This year our summer trip was organised by WSG member Miriam al Jamil and we went to the National Portrait Gallery’s Heinz Archive and Library, where staff had organised a sumptuous display of prints and other material all related to gender and women’s studies in the early modern period and long eighteenth century. WSG member Susan Schonfield went along and here reports on the day:
Twelve WSG members and friends visited the Archive and Library where the Curator of the Gallery’s Reference Collection, Paul Cox, had put out material for us to view. As an example, he had been asked by Miriam al Jamil, who had organised the visit, to show what the archive and Gallery held on the Chevalier d’Eon (1728-1810). Several prints and a copy of the one oil portrait (on loan to a Berlin museum) gave an indication of the wealth of material available to researchers and students.

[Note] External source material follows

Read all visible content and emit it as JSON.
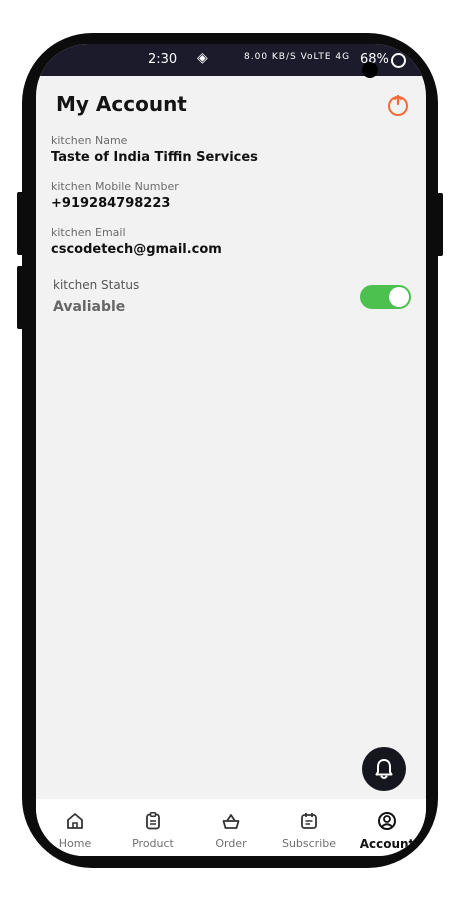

Paul gave a short talk on the life of the Chevalier. He included explanations of the different print techniques used, e.g. stipple and intaglio, and mentioned the various sources of the prints, including contemporary scandal sheets. The Chevalier had been a soldier, diplomat and spy for Louis XV, and was famously a cross-dresser, living from 1786 as a woman. To complement D’Eon’s story, Paul had also looked out what the archive held on Hannah Snell (1723-92), a woman who had passed for a man to serve as a soldier and sailor; one print portrait of Snell was probably taken from a real-life sitting, and certainly her resourceful character was evident. After the talk, we had time to look more closely at the individual prints and ask questions.
Our second speaker was Carys Lewis, an Archivist at the collection, who spoke about the acquisition of portraits of women, as well as work by women artists. The first Annual Report of the National Portrait Gallery (NPG), founded in 1856, was in 1858 and listed 57 portraits acquired, five of which were of women. Carys also took us through some of the problems of provenance and previous incorrect attributions; some of the prints shown to us still had not had their sitter identified. We were also privileged to see the first Director of the Gallery, George Scharf’s sketchbook, with his own drawings of copies of prints and his notes on the colours of the works he’d sketched. The archive holds a collection of the 17thC artist Mary Beale, together with her husband’s diary, where he affectionately records what she was working on. Again, after the talk, we had the opportunity to look at the prints more closely, gently handle the sketchbook, and ask questions.
The Archive is open for study by members of the public Tuesdays to Thursdays, from 10.00am to 5.00pm, by appointment. The staff are most helpful and friendly. This is a real treasure trove, and several members of the group expressed the intention of returning for a visit to help them with their research.
After final questions and thanks, we went round the corner to an Italian restaurant for lunch, a pleasant social occasion.
Thanks Susan, for writing this report. And thanks too, to Paul and Carys of the NPG for organising the visit. Captivated by this post? Support the NPG’s work by becoming a member of the gallery. Want to learn more about the history of gender? Join the WSG.
For further reading:
Judith M Bennett, Shannon McSheffrey, ‘Early, Erotic and Alien: Women Dressed as Men in Late Medieval London‘, History Workshop Journal (2014), 1-25.
David Cressy, ‘Gender Trouble and Cross-Dressing in Early Modern England‘, Journal of British Studies 35 (1996), 438-465.
Miqqi Alicia Gilbert, ‘Cross-dresser‘, Transgender Studies Quarterly 1 (2014), 65-67.
Gary Kates, ‘The Transgendered World of the Chevalier/Chevalière D’Eon‘, Journal of Modern History 67 (1995), 558-594.
Mark Stoyle, ‘‘Give mee a Souldier’s Coat’: Female Cross-Dressing during the English Civil War‘, History 103 (2018), 5-26.